_RECORDS SHOWN_:
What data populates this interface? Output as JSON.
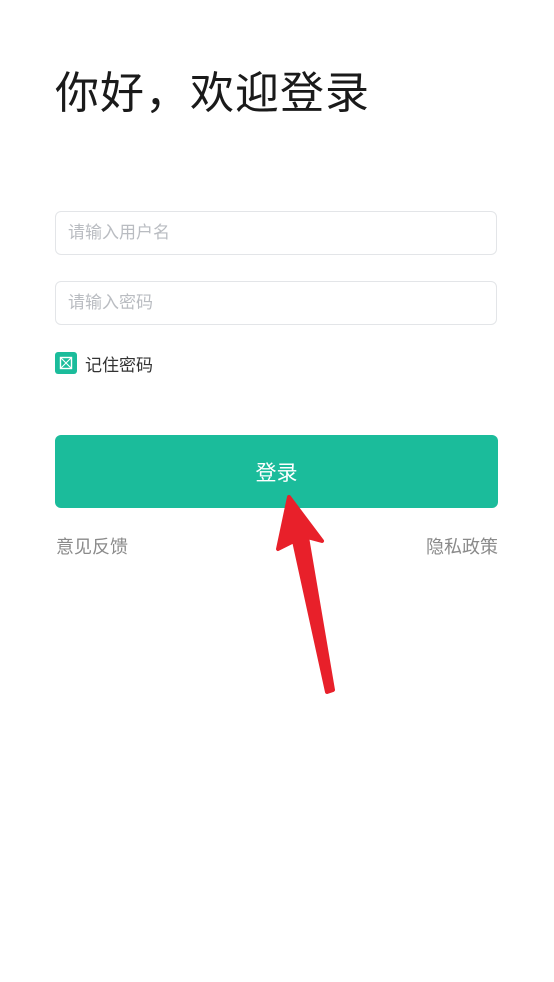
{
  "login": {
    "title": "你好，欢迎登录",
    "username_placeholder": "请输入用户名",
    "password_placeholder": "请输入密码",
    "remember_label": "记住密码",
    "remember_checked": true,
    "login_label": "登录",
    "feedback_label": "意见反馈",
    "privacy_label": "隐私政策"
  },
  "colors": {
    "accent": "#1bbc9b",
    "annotation_arrow": "#e8202a",
    "title_text": "#1a1a1a",
    "link_text": "#8a8a8a",
    "placeholder_text": "#b9bcc1"
  }
}
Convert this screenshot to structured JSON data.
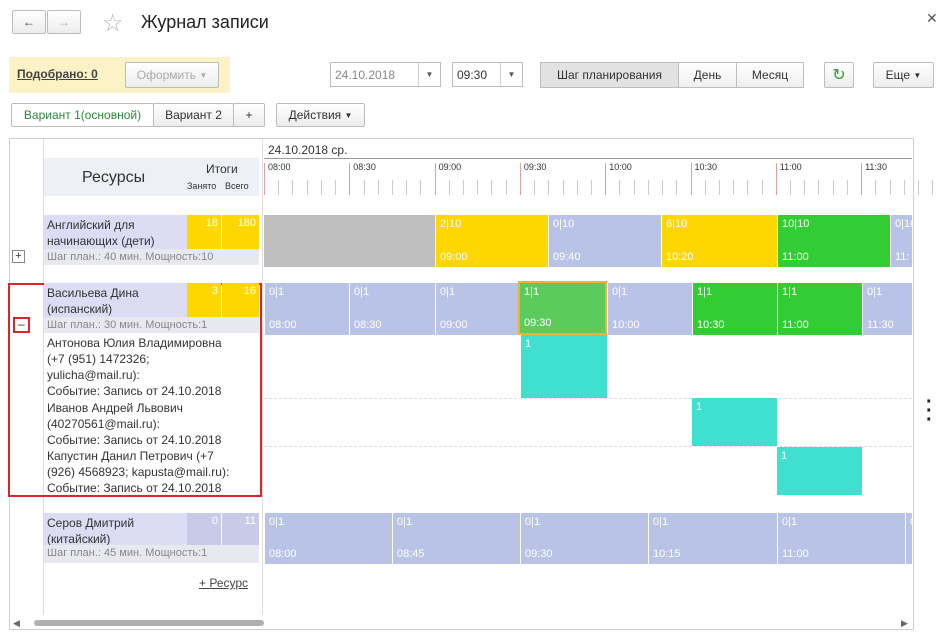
{
  "window": {
    "title": "Журнал записи"
  },
  "toolbar": {
    "selected": "Подобрано: 0",
    "oformit": "Оформить",
    "date": "24.10.2018",
    "time": "09:30",
    "step": "Шаг планирования",
    "day": "День",
    "month": "Месяц",
    "more": "Еще"
  },
  "variants": {
    "v1": "Вариант 1(основной)",
    "v2": "Вариант 2",
    "add": "+",
    "actions": "Действия"
  },
  "grid": {
    "resources_header": "Ресурсы",
    "totals": "Итоги",
    "busy": "Занято",
    "total": "Всего",
    "date_header": "24.10.2018 ср.",
    "ticks": [
      "08:00",
      "08:30",
      "09:00",
      "09:30",
      "10:00",
      "10:30",
      "11:00",
      "11:30"
    ],
    "add_resource": "+ Ресурс"
  },
  "resources": [
    {
      "name1": "Английский для",
      "name2": "начинающих (дети)",
      "meta": "Шаг план.: 40 мин. Мощность:10",
      "busy": "18",
      "total": "180",
      "slots": [
        {
          "a": "2|10",
          "b": "09:00"
        },
        {
          "a": "0|10",
          "b": "09:40"
        },
        {
          "a": "6|10",
          "b": "10:20"
        },
        {
          "a": "10|10",
          "b": "11:00"
        },
        {
          "a": "0|10",
          "b": "11:"
        }
      ]
    },
    {
      "name1": "Васильева  Дина",
      "name2": "(испанский)",
      "meta": "Шаг план.: 30 мин. Мощность:1",
      "busy": "3",
      "total": "16",
      "slots": [
        {
          "a": "0|1",
          "b": "08:00"
        },
        {
          "a": "0|1",
          "b": "08:30"
        },
        {
          "a": "0|1",
          "b": "09:00"
        },
        {
          "a": "1|1",
          "b": "09:30"
        },
        {
          "a": "0|1",
          "b": "10:00"
        },
        {
          "a": "1|1",
          "b": "10:30"
        },
        {
          "a": "1|1",
          "b": "11:00"
        },
        {
          "a": "0|1",
          "b": "11:30"
        }
      ],
      "clients": [
        {
          "l1": "Антонова Юлия Владимировна",
          "l2": "(+7 (951) 1472326;",
          "l3": "yulicha@mail.ru):",
          "l4": "Событие: Запись от 24.10.2018",
          "ev": "1"
        },
        {
          "l1": "Иванов Андрей Львович",
          "l2": "(40270561@mail.ru):",
          "l3": "Событие: Запись от 24.10.2018",
          "ev": "1"
        },
        {
          "l1": "Капустин Данил Петрович (+7",
          "l2": "(926) 4568923; kapusta@mail.ru):",
          "l3": "Событие: Запись от 24.10.2018",
          "ev": "1"
        }
      ]
    },
    {
      "name1": "Серов Дмитрий",
      "name2": "(китайский)",
      "meta": "Шаг план.: 45 мин. Мощность:1",
      "busy": "0",
      "total": "11",
      "slots": [
        {
          "a": "0|1",
          "b": "08:00"
        },
        {
          "a": "0|1",
          "b": "08:45"
        },
        {
          "a": "0|1",
          "b": "09:30"
        },
        {
          "a": "0|1",
          "b": "10:15"
        },
        {
          "a": "0|1",
          "b": "11:00"
        },
        {
          "a": "0",
          "b": ""
        }
      ]
    }
  ]
}
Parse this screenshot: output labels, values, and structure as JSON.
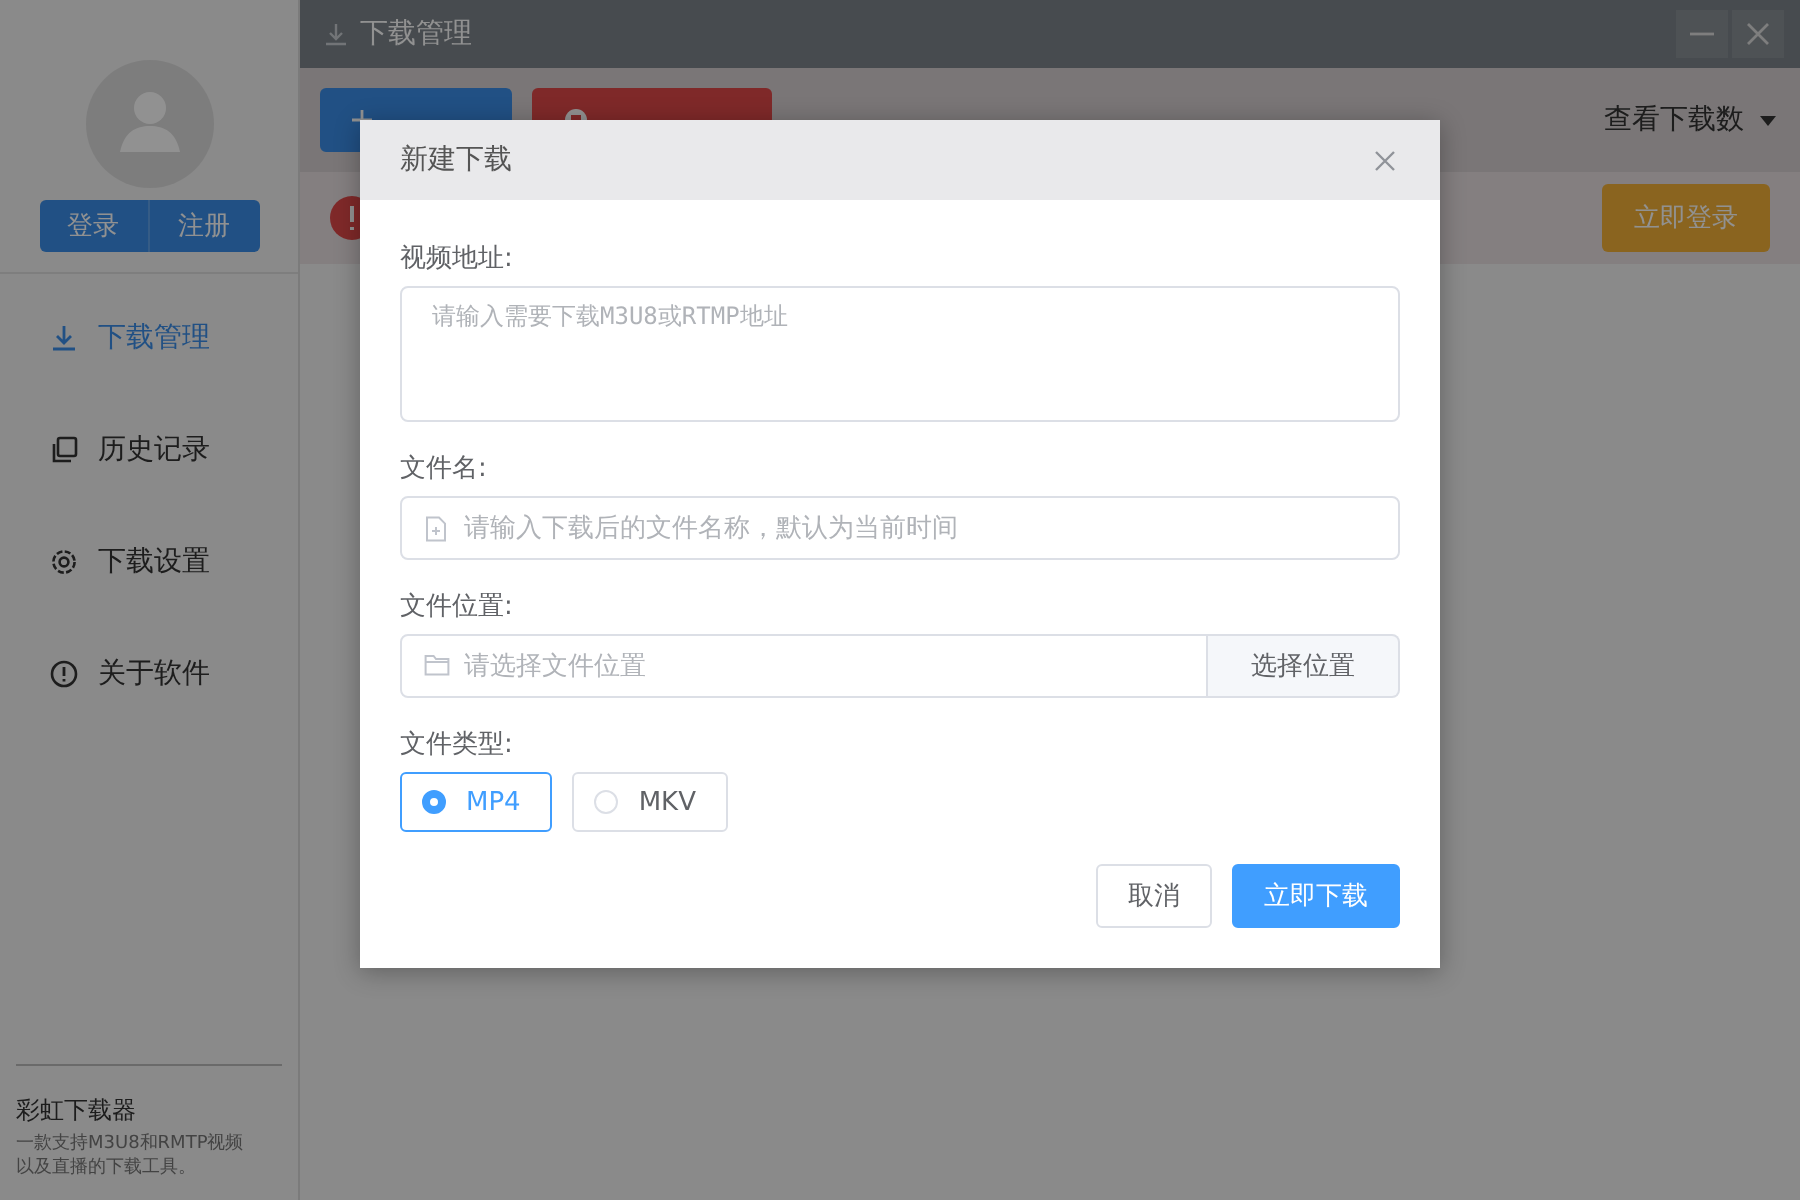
{
  "sidebar": {
    "buttons": [
      "登录",
      "注册"
    ],
    "nav": [
      {
        "label": "下载管理",
        "selected": true,
        "kind": "download"
      },
      {
        "label": "历史记录",
        "selected": false,
        "kind": "history"
      },
      {
        "label": "下载设置",
        "selected": false,
        "kind": "settings"
      },
      {
        "label": "关于软件",
        "selected": false,
        "kind": "info"
      }
    ],
    "footer": {
      "title": "彩虹下载器",
      "lines": [
        "一款支持M3U8和RMTP视频",
        "以及直播的下载工具。"
      ]
    }
  },
  "titlebar": {
    "title": "下载管理"
  },
  "toolbar": {
    "buttons": [
      {
        "kind": "primary"
      },
      {
        "kind": "danger"
      }
    ],
    "dropdown": "查看下载数"
  },
  "notice": {
    "button": "立即登录"
  },
  "dialog": {
    "title": "新建下载",
    "fields": [
      {
        "label": "视频地址:",
        "kind": "textarea",
        "placeholder": "请输入需要下载M3U8或RTMP地址"
      },
      {
        "label": "文件名:",
        "kind": "file",
        "placeholder": "请输入下载后的文件名称，默认为当前时间"
      },
      {
        "label": "文件位置:",
        "kind": "folder",
        "placeholder": "请选择文件位置",
        "button": "选择位置"
      }
    ],
    "file_type": {
      "label": "文件类型:",
      "options": [
        {
          "label": "MP4",
          "selected": true
        },
        {
          "label": "MKV",
          "selected": false
        }
      ]
    },
    "buttons": [
      {
        "label": "取消",
        "kind": "default"
      },
      {
        "label": "立即下载",
        "kind": "primary"
      }
    ]
  }
}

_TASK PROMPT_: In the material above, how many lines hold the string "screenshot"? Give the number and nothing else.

_YOUR RESPONSE_: 2